About the Project
The proposed Killoch Energy Recovery Park facility will sustainably manage waste from local homes and businesses that cannot be recycled - known as residual waste - as well as providing a sustainable source of low carbon energy.
Our facility will safely and responsibly manage approximately 166,000 tonnes of non-recyclable waste each year, while generating sustainable electricity that is equivalent to the needs of approximately 45,000 homes. It will also recover metals for recycling and create bottom ash, a useful by-product that can be used in construction and civil engineering projects as a substitute for virgin materials.
As part of preparing our planning application for East Ayrshire Council, we have conducted a public consultation to enable local people to find out more about our proposals and to have their say. The feedback we received enabled us to finalise and improve our plans, ensuring they represent the best possible solution to managing the non-recyclable waste that's created every day by our homes and businesses.
If our new plans are given planning consent, they would enable us to optimise our use of the site over the coming decades, managing more of this region's waste while generating more electricity for our homes and businesses.
The new facility we're proposing would also be able to generate more heat as a by-product of the waste management and energy generation process.

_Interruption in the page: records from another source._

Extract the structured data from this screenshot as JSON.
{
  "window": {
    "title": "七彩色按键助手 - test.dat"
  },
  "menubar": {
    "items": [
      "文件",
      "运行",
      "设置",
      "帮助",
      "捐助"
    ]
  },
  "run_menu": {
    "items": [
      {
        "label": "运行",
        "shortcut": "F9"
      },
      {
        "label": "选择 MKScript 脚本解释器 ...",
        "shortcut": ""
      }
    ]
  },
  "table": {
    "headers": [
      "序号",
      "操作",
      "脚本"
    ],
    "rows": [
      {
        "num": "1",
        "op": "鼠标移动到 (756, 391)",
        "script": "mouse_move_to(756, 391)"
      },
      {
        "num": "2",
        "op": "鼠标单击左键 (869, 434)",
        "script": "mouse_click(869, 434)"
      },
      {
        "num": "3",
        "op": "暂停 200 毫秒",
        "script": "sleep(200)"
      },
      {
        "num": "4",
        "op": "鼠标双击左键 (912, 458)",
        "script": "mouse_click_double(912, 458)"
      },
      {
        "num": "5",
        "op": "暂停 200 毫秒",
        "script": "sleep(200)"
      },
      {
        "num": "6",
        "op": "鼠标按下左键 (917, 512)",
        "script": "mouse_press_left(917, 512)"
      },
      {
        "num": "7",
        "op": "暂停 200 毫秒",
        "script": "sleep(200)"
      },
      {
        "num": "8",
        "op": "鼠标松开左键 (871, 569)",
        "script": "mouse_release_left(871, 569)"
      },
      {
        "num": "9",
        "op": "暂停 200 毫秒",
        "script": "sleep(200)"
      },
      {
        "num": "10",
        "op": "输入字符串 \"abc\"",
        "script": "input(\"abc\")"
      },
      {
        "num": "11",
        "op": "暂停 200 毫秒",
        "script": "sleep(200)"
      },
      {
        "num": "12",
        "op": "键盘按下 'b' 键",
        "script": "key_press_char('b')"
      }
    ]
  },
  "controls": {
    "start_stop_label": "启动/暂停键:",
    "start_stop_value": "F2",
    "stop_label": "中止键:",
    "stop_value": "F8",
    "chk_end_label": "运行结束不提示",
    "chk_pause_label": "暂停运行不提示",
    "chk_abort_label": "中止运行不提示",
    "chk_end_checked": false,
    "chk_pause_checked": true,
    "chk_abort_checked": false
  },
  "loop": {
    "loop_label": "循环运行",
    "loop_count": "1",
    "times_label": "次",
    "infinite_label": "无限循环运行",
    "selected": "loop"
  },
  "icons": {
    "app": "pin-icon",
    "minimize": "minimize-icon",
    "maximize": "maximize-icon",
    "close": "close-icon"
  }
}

That heat will be a useful and locally produced source of energy that will be used by our existing operations at the Killoch site. It could also be used by other existing nearby users or by other parties looking to invest in the area.
The battle against climate change
Diverting non-recyclable waste from landfill and instead managing it more sustainably within an energy-from-waste facility unlocks significant greenhouse gas savings.
The level of these savings were calculated in a recent report from Zero Waste Scotland, which confirmed that the greenhouse gas emissions from energy-from-waste facilities are 27 per cent lower than when the same amount and type of waste is sent to landfill for disposal.
In addition, a significant amount of the energy used by our homes and businesses still comes from the use of fossil fuels, such as natural gas or oil. The capacity of the proposed Killoch Energy Recovery Park to generate lower carbon electricity by using waste as fuel will displace this fossil fuel-based electricity from the transmission network and create further carbon savings.
Barr is one of Scotland's leading waste management companies, operating a variety of high-quality waste treatment, recycling and residual disposal facilities throughout the West of Scotland.
We understand the importance of managing waste in an efficient and compliant manner.
We support our customers by providing a fully integrated service from collecting and treating waste through to recycling and disposal.
For more information visit our website.
You can get in touch with us here.